RAW DATA:
::::::::

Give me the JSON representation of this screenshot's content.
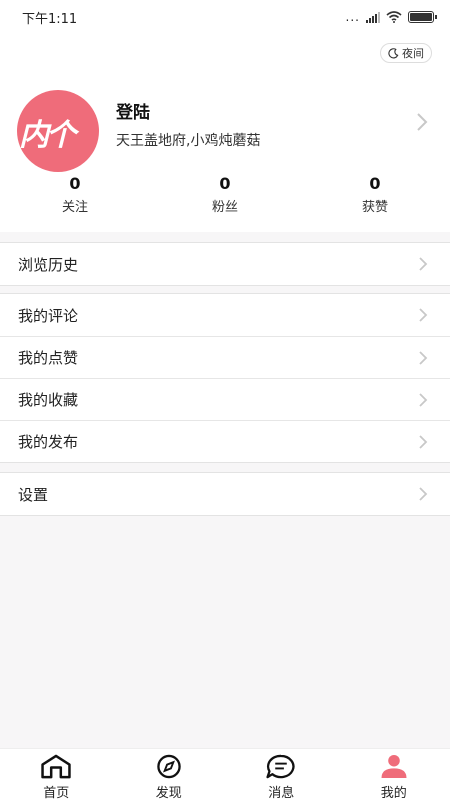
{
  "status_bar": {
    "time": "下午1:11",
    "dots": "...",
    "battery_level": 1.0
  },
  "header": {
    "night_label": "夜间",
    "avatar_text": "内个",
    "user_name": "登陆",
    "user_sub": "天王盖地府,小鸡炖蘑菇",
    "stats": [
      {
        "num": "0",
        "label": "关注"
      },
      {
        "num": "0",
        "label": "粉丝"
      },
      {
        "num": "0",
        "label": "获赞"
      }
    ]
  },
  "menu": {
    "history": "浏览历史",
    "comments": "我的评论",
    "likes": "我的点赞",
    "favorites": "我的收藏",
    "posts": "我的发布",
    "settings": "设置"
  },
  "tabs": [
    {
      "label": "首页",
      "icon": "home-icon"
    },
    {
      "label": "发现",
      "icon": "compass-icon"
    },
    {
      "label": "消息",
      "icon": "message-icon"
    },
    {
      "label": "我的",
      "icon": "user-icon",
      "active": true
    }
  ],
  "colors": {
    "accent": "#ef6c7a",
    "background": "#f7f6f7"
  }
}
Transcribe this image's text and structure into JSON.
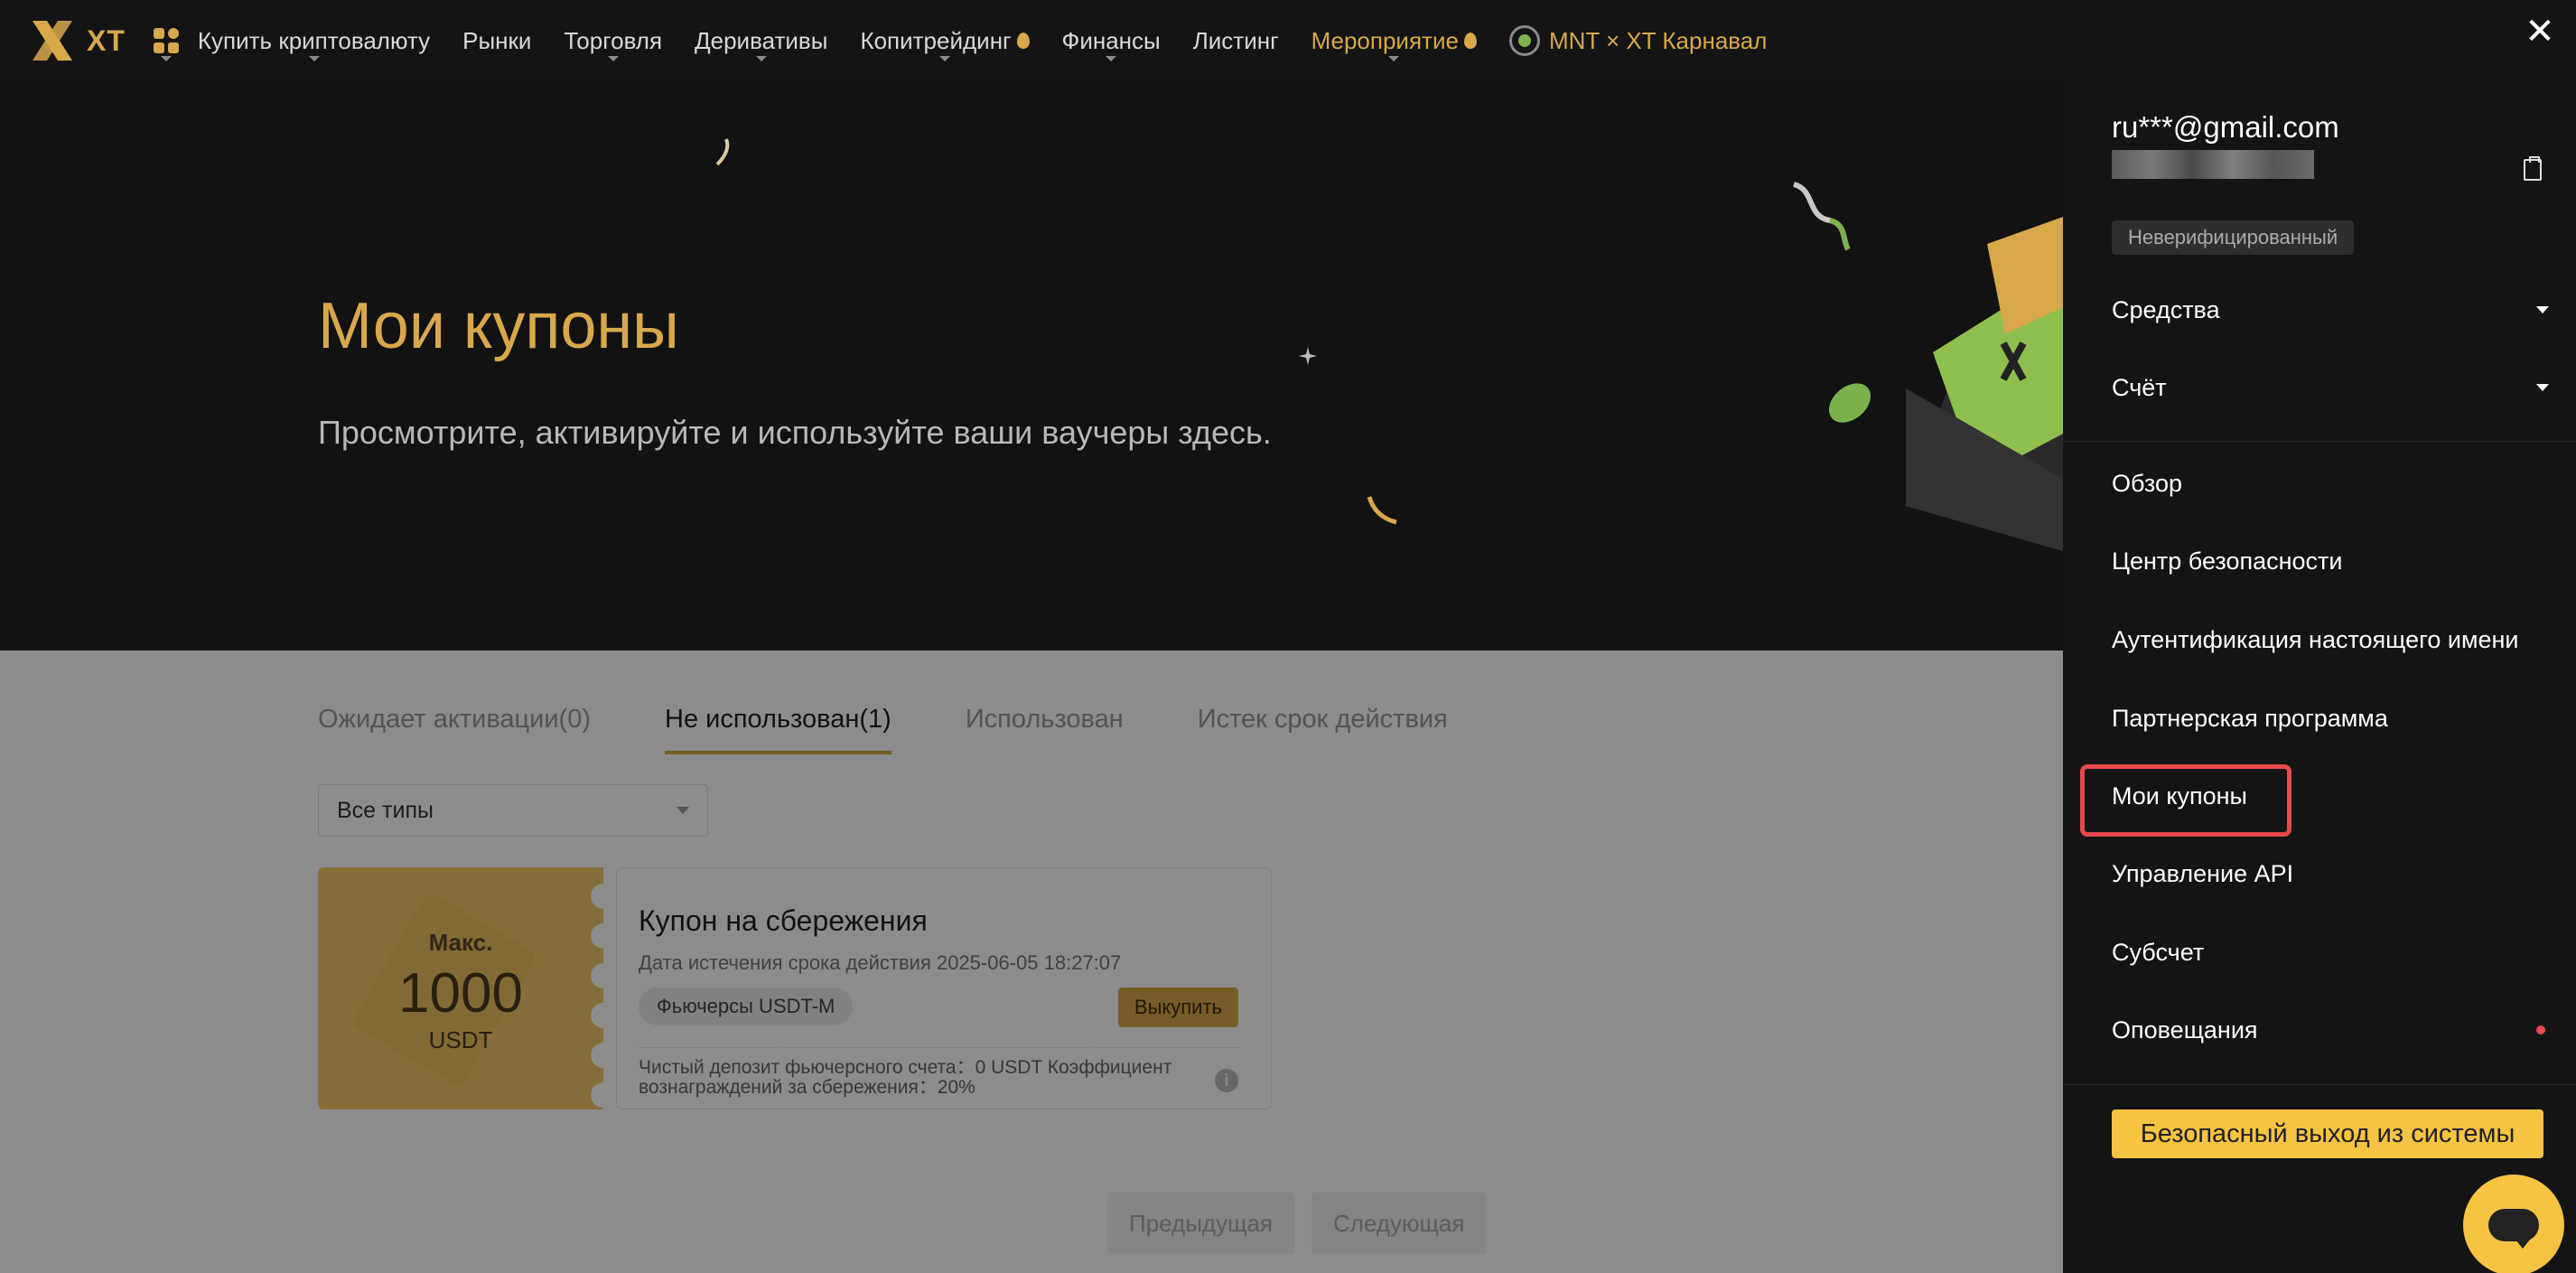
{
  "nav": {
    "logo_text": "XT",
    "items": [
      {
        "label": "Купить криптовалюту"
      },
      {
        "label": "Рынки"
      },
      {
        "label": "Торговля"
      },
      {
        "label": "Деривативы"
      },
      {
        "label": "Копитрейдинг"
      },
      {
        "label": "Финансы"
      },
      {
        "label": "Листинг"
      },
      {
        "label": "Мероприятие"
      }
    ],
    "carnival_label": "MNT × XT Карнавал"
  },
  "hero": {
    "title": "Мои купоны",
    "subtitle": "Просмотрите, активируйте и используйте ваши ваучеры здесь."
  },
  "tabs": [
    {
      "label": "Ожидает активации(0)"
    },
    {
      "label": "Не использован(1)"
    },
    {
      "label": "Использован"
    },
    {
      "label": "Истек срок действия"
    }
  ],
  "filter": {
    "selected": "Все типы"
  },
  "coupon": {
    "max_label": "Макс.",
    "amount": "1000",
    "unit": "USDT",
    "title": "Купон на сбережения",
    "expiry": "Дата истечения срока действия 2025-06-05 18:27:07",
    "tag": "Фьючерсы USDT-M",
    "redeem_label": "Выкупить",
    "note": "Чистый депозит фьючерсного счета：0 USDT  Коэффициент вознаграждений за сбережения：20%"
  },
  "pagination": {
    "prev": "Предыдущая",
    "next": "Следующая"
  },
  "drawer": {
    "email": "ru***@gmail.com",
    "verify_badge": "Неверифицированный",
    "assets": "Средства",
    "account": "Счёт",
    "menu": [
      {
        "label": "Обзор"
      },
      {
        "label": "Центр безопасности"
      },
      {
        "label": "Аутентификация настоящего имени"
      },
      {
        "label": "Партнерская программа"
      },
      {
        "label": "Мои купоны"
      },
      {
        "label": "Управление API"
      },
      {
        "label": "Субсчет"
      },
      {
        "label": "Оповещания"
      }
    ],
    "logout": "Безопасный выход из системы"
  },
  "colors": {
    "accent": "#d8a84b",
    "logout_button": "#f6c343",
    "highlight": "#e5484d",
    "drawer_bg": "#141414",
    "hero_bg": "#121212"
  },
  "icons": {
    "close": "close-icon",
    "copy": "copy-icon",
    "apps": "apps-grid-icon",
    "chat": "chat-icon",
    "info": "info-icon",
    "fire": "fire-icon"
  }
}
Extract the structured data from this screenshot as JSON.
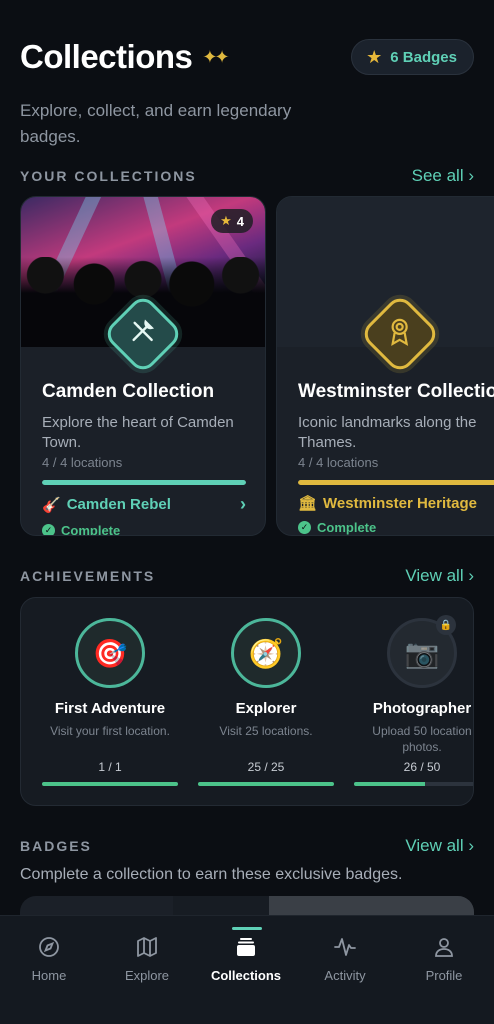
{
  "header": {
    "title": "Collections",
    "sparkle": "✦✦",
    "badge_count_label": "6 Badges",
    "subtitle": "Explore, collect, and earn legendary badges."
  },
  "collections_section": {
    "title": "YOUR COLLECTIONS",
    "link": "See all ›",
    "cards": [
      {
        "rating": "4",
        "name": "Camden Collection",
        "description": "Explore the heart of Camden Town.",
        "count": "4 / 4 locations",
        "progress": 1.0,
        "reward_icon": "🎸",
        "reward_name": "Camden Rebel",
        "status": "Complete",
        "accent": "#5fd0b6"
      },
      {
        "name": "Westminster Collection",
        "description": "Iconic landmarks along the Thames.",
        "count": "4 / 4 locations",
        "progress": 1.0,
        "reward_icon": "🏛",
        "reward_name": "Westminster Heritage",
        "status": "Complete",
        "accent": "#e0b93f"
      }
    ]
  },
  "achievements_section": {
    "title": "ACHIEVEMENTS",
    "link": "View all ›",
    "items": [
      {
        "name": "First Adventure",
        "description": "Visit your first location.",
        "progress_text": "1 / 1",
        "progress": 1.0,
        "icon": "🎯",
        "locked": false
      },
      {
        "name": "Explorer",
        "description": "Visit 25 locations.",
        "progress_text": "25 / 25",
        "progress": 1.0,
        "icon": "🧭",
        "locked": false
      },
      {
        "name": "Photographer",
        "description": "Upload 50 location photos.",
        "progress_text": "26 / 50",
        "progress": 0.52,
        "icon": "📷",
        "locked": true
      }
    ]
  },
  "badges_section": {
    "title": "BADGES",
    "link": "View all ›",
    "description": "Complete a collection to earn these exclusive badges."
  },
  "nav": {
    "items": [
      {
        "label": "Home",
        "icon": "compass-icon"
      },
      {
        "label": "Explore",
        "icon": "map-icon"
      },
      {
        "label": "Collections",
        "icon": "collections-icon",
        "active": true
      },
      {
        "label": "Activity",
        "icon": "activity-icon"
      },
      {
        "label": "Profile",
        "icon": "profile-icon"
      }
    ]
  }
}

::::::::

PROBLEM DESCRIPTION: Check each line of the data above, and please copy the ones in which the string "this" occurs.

EXERCISE SOLUTION:
Give me the JSON representation of this screenshot's content.
Transcribe this image's text and structure into JSON.
Extract the structured data from this screenshot as JSON.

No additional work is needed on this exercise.